BEGIN DATASET RECORDS

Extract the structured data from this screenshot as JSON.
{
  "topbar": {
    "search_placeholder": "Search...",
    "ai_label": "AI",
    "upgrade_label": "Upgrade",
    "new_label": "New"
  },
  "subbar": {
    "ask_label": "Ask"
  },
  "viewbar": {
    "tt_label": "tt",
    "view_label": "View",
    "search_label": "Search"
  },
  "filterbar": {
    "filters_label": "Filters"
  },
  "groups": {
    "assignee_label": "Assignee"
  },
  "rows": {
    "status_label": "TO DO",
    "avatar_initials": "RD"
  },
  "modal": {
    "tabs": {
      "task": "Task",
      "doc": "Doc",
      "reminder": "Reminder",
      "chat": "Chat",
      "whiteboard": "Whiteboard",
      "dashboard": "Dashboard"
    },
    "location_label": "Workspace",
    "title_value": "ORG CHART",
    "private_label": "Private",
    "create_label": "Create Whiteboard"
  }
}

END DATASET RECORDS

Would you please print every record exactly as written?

**ANSWER TO THIS PROBLEM**
Extract the structured data from this screenshot as JSON.
{
  "topbar": {
    "search_placeholder": "Search...",
    "ai_label": "AI",
    "upgrade_label": "Upgrade",
    "new_label": "New"
  },
  "subbar": {
    "ask_label": "Ask"
  },
  "viewbar": {
    "tt_label": "tt",
    "view_label": "View",
    "search_label": "Search"
  },
  "filterbar": {
    "filters_label": "Filters"
  },
  "groups": {
    "assignee_label": "Assignee"
  },
  "rows": {
    "status_label": "TO DO",
    "avatar_initials": "RD"
  },
  "modal": {
    "tabs": {
      "task": "Task",
      "doc": "Doc",
      "reminder": "Reminder",
      "chat": "Chat",
      "whiteboard": "Whiteboard",
      "dashboard": "Dashboard"
    },
    "location_label": "Workspace",
    "title_value": "ORG CHART",
    "private_label": "Private",
    "create_label": "Create Whiteboard"
  }
}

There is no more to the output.